Part Two of Two | View Part One

Q:  Is a seller of a property located in an area that has been affected by a fire and flood required to disclose that information on the Seller Property Disclosure Statement (“SPDS”)?

A:  Where a seller of real property knows of facts materially affecting the value of the property that are not readily observable and are not known to the buyer, the seller is under a duty to disclose those facts to the buyer, Hill v Jones, 151 Ariz. 725 P.2d 1115 (App.1986).  Additionally, pursuant to the AAR Residential Resale Purchase Contract (“Contract”),  the seller is obligated to disclosure all known material latent defects that materially and adversely affect the consideration to be paid by the buyer, See, Section 5b, Lines 169-175.  The SPDS form addresses fire, flood and drainage at lines 72-72, 170-176 and 204-209.  Any additional explanations may be included on the SPDS at lines 235-237.

Q:  If the seller issues an updated SPDS after the inspection period disclosing fire or flood conditions affecting the property, can a buyer cancel the contract?

A:  Pursuant to the Contract at Section 4e, lines 159-162, Changes During Escrow:  “Seller shall immediately notify buyer of any changes in the Premises or disclosures made herein, in the SPDS, or otherwise.  Such notice shall be considered an update of the SPDS.  Unless Seller is already obligated by

Section 5a or otherwise by this Contract or any amendments hereto, to correct or repair the changed items disclosed, Buyer shall be allowed five (5) days after delivery of such notice to provide notice of disapproval to seller.”  Pursuant to the Contract at Section 6j, the buyer is entitled to elect to cancel the contract with the notice of disapproval.

Q:  If the property damage loss is less than ten percent (10%), however, the seller cannot complete the repairs prior to close of escrow (COE), is the buyer entitled to cancel the contract?

A:  Pursuant to the Contract, the seller “warrants that . . . at the earlier of possession or close of escrow, the Premises will be in substantially the same condition as on the date of Contract acceptance” (see
Section 5a, lines 163-168).  If the seller is unable to complete the repairs necessary to bring the property into substantially the same condition as on the date of contract acceptance by COE and the buyer is not willing to extend COE, the buyer is entitled to deliver a Cure Notice pursuant to Section 7a, lines 271-274.  If the seller fails to cure the potential breach, within three days after delivery of the notice, the failure to comply shall become a breach of contract, and the buyer may cancel pursuant to Section 7b.

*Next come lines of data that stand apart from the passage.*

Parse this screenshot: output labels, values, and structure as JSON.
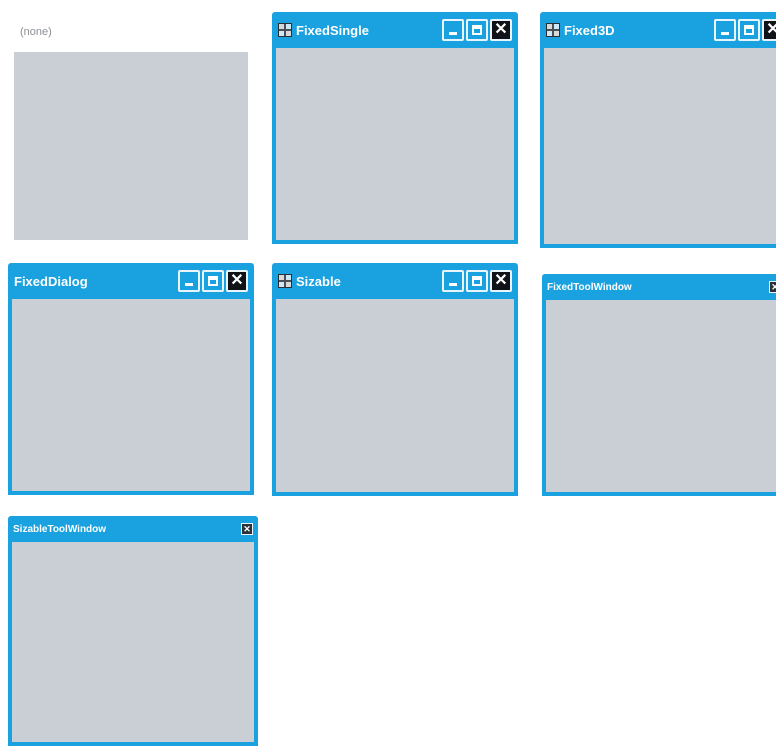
{
  "none_form": {
    "caption": "(none)"
  },
  "windows": [
    {
      "title": "FixedSingle",
      "buttons": [
        "minimize",
        "maximize",
        "close"
      ],
      "icon": "app-icon"
    },
    {
      "title": "Fixed3D",
      "buttons": [
        "minimize",
        "maximize",
        "close"
      ],
      "icon": "app-icon"
    },
    {
      "title": "FixedDialog",
      "buttons": [
        "minimize",
        "maximize",
        "close"
      ]
    },
    {
      "title": "Sizable",
      "buttons": [
        "minimize",
        "maximize",
        "close"
      ],
      "icon": "app-icon"
    },
    {
      "title": "FixedToolWindow",
      "buttons": [
        "close"
      ]
    },
    {
      "title": "SizableToolWindow",
      "buttons": [
        "close"
      ]
    }
  ],
  "glyphs": {
    "close": "✕",
    "tool_close": "✕"
  },
  "colors": {
    "titlebar": "#1aa2e0",
    "client": "#c9cfd4",
    "close_button": "#0f1216"
  }
}
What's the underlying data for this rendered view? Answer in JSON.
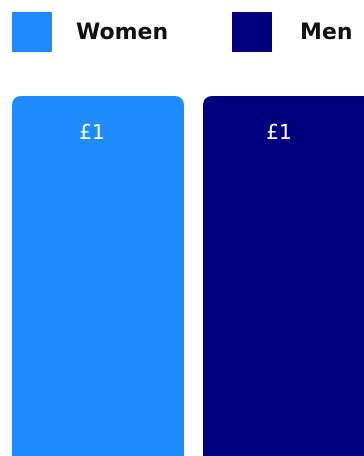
{
  "chart_data": {
    "type": "bar",
    "series": [
      {
        "name": "Women",
        "values": [
          1
        ],
        "value_label": "£1",
        "color": "#1E8CFF"
      },
      {
        "name": "Men",
        "values": [
          1
        ],
        "value_label": "£1",
        "color": "#00007F"
      }
    ],
    "ylim": [
      0,
      1
    ],
    "grid": false,
    "legend": "top"
  }
}
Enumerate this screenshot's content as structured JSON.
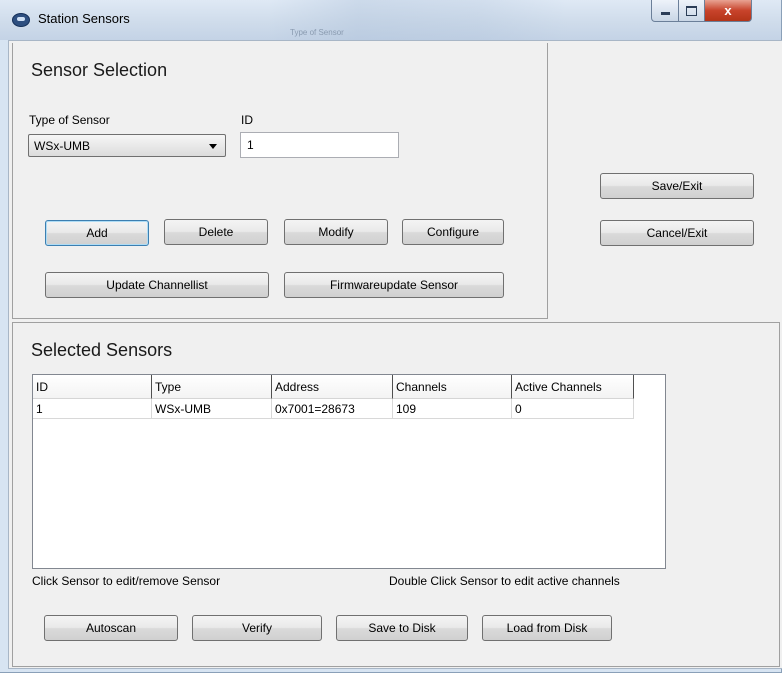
{
  "window": {
    "title": "Station Sensors",
    "close_glyph": "x",
    "background_ghost_text": "Type of Sensor"
  },
  "sensor_selection": {
    "title": "Sensor Selection",
    "type_label": "Type of Sensor",
    "type_value": "WSx-UMB",
    "id_label": "ID",
    "id_value": "1",
    "buttons": {
      "add": "Add",
      "delete": "Delete",
      "modify": "Modify",
      "configure": "Configure",
      "update_channellist": "Update Channellist",
      "firmwareupdate": "Firmwareupdate Sensor"
    }
  },
  "right_buttons": {
    "save_exit": "Save/Exit",
    "cancel_exit": "Cancel/Exit"
  },
  "selected_sensors": {
    "title": "Selected Sensors",
    "columns": [
      "ID",
      "Type",
      "Address",
      "Channels",
      "Active Channels"
    ],
    "rows": [
      [
        "1",
        "WSx-UMB",
        "0x7001=28673",
        "109",
        "0"
      ]
    ],
    "hint_left": "Click Sensor to edit/remove Sensor",
    "hint_right": "Double Click Sensor to edit active channels",
    "buttons": {
      "autoscan": "Autoscan",
      "verify": "Verify",
      "save_to_disk": "Save to Disk",
      "load_from_disk": "Load from Disk"
    }
  },
  "icons": {
    "app": "app-icon",
    "minimize": "minimize-icon",
    "maximize": "maximize-icon",
    "close": "close-icon",
    "dropdown": "chevron-down-icon"
  },
  "colors": {
    "titlebar": "#cfdceb",
    "close_button": "#c8432b",
    "panel": "#f0f0f0",
    "default_button_border": "#3c7fb1"
  }
}
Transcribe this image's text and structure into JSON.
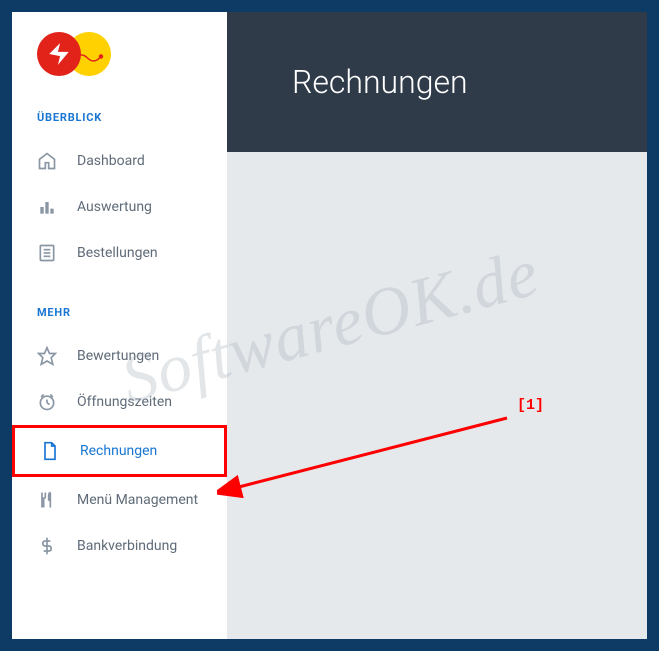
{
  "sidebar": {
    "section1_header": "ÜBERBLICK",
    "section2_header": "MEHR",
    "items1": [
      {
        "label": "Dashboard",
        "icon": "home"
      },
      {
        "label": "Auswertung",
        "icon": "chart"
      },
      {
        "label": "Bestellungen",
        "icon": "list"
      }
    ],
    "items2": [
      {
        "label": "Bewertungen",
        "icon": "star"
      },
      {
        "label": "Öffnungszeiten",
        "icon": "clock"
      },
      {
        "label": "Rechnungen",
        "icon": "document"
      },
      {
        "label": "Menü Management",
        "icon": "utensils"
      },
      {
        "label": "Bankverbindung",
        "icon": "dollar"
      }
    ]
  },
  "header": {
    "title": "Rechnungen"
  },
  "annotation": {
    "label": "[1]"
  },
  "watermark": "SoftwareOK.de"
}
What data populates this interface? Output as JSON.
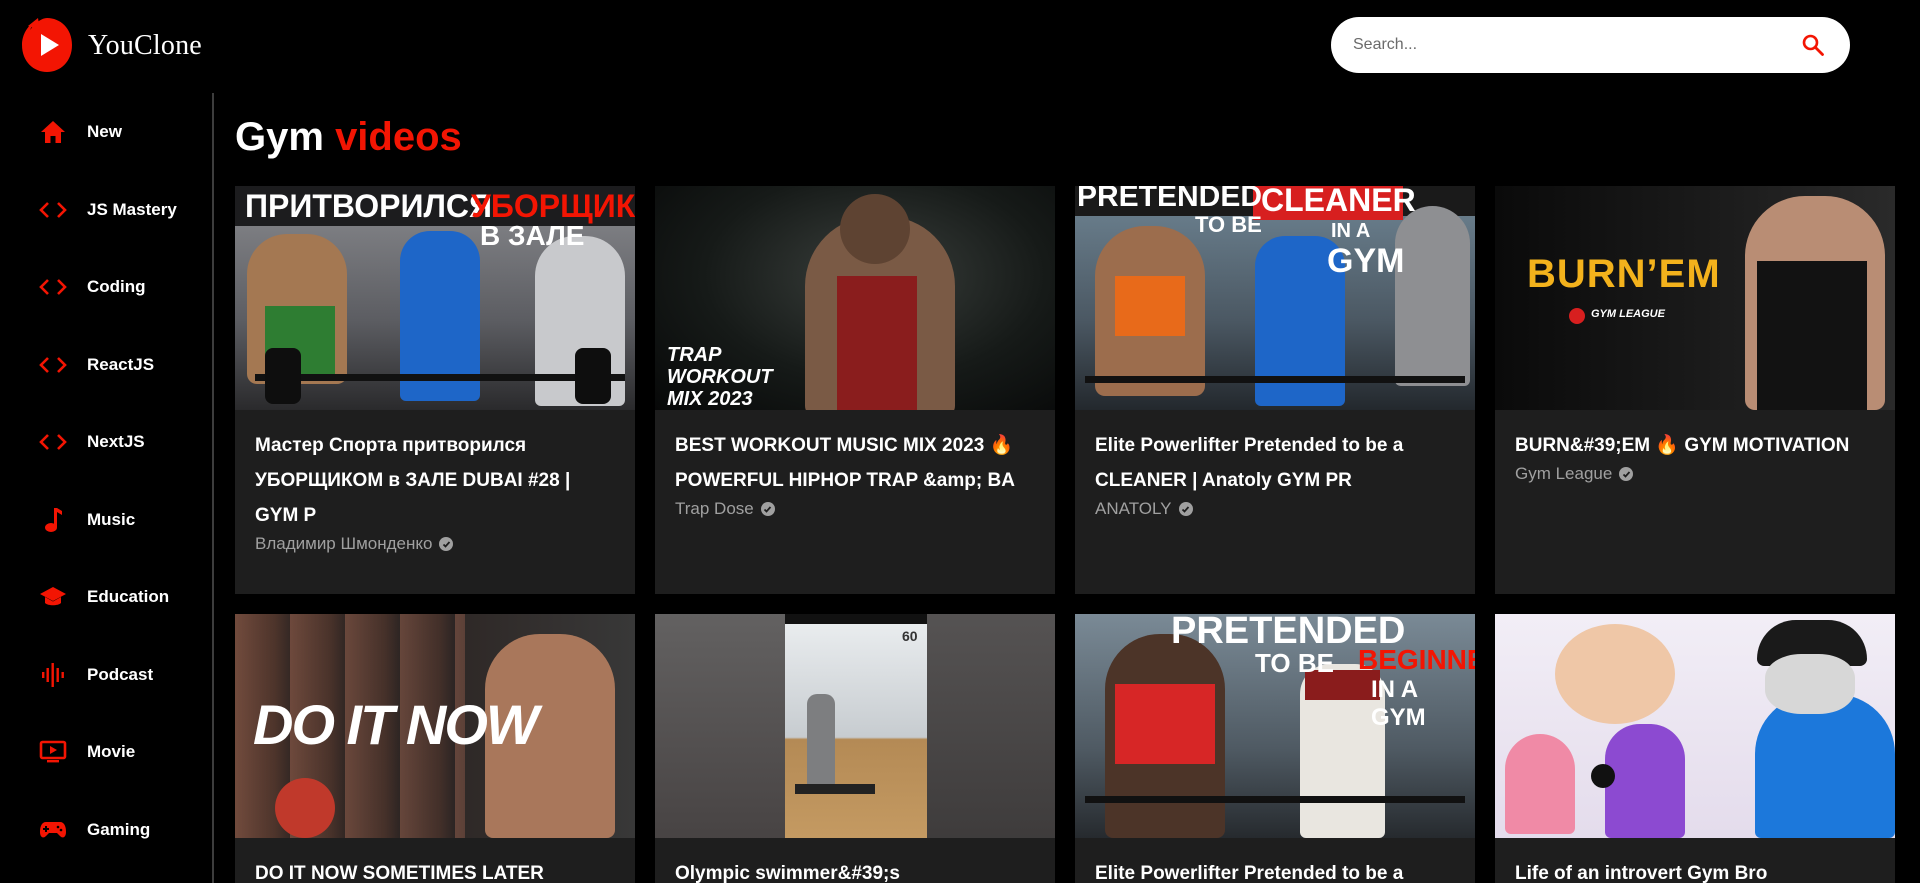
{
  "app": {
    "name": "YouClone"
  },
  "colors": {
    "accent": "#f31503",
    "card_bg": "#1e1e1e",
    "page_bg": "#000000"
  },
  "search": {
    "placeholder": "Search..."
  },
  "sidebar": {
    "items": [
      {
        "label": "New",
        "icon": "home-icon"
      },
      {
        "label": "JS Mastery",
        "icon": "code-icon"
      },
      {
        "label": "Coding",
        "icon": "code-icon"
      },
      {
        "label": "ReactJS",
        "icon": "code-icon"
      },
      {
        "label": "NextJS",
        "icon": "code-icon"
      },
      {
        "label": "Music",
        "icon": "music-note-icon"
      },
      {
        "label": "Education",
        "icon": "graduation-cap-icon"
      },
      {
        "label": "Podcast",
        "icon": "podcast-icon"
      },
      {
        "label": "Movie",
        "icon": "tv-icon"
      },
      {
        "label": "Gaming",
        "icon": "gamepad-icon"
      }
    ]
  },
  "feed": {
    "title_prefix": "Gym",
    "title_accent": "videos",
    "videos": [
      {
        "title": "Мастер Спорта притворился УБОРЩИКОМ в ЗАЛЕ DUBAI #28 | GYM P",
        "channel": "Владимир Шмонденко",
        "thumb_text": [
          "ПРИТВОРИЛСЯ",
          "УБОРЩИКОМ",
          "В ЗАЛЕ"
        ]
      },
      {
        "title": "BEST WORKOUT MUSIC MIX 2023 🔥 POWERFUL HIPHOP TRAP &amp; BA",
        "channel": "Trap Dose",
        "thumb_text": [
          "TRAP",
          "WORKOUT",
          "MIX 2023"
        ]
      },
      {
        "title": "Elite Powerlifter Pretended to be a CLEANER | Anatoly GYM PR",
        "channel": "ANATOLY",
        "thumb_text": [
          "PRETENDED",
          "TO BE",
          "CLEANER",
          "IN A",
          "GYM"
        ]
      },
      {
        "title": "BURN&#39;EM 🔥 GYM MOTIVATION",
        "channel": "Gym League",
        "thumb_text": [
          "BURN’EM",
          "GYM LEAGUE"
        ]
      },
      {
        "title": "DO IT NOW SOMETIMES LATER",
        "channel": "",
        "thumb_text": [
          "DO IT NOW"
        ]
      },
      {
        "title": "Olympic swimmer&#39;s",
        "channel": "",
        "thumb_text": [
          "60"
        ]
      },
      {
        "title": "Elite Powerlifter Pretended to be a",
        "channel": "",
        "thumb_text": [
          "PRETENDED",
          "TO BE",
          "BEGINNER",
          "IN A GYM"
        ]
      },
      {
        "title": "Life of an introvert Gym Bro",
        "channel": "",
        "thumb_text": []
      }
    ]
  }
}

Q:  If the property a tenant is leasing sustains damage, is the landlord obligated to make repairs?

A:  As stated in the Residential Lease Agreement at lines 127-144: “Tenant shall immediately notify Landlord if any situation or occurrence that requires the Landlord to take action as required by the ARLTA” (Arizona Residential Landlord Tenant Act).  “Landlord agrees to maintain the Premises as provided in the ARLTA… and make all repairs necessary to keep the Premises in a fit and habitable condition…”  The ARLTA at A.R.S. § 33-1324 requires the landlord to comply with the requirements of applicable building codes materially affecting health and safety and make all repairs and do whatever is necessary to put and keep the premises in a fit and habitable condition.

Q:  Who is responsible for repair or replacement of a tenant’s personal property if damaged during a fire or flood?

A:  The Residential Lease Agreement, at lines 193-195, states:  “Tenant assumes all liability for personal injury, property damage or loss, and insurable risks.  Landlord strongly recommends that Tenant obtain and keep renters insurance in full force and effect during the full term of this Agreement.”

Q: Who should the parties contact for information and assistance?

Coconino County Flood Information & Assistance

Ready Coconino Brochures and Emergency Preparedness Information

About the Author

Michelle Lind

K. Michelle Lind, CEO of Arizona REALTORS®, is also an attorney, State Bar of Arizona board certified real estate specialist, and the author of Arizona Real Estate: A Professional’s Guide to Law and Practice. Please note that this article is of a general nature and may not be updated or revised for accuracy as statutory or case law changes following the date of first publication. Further, this article reflects only the opinion of the author, is not intended as definitive legal advice and you should not act upon it without seeking independent legal counsel.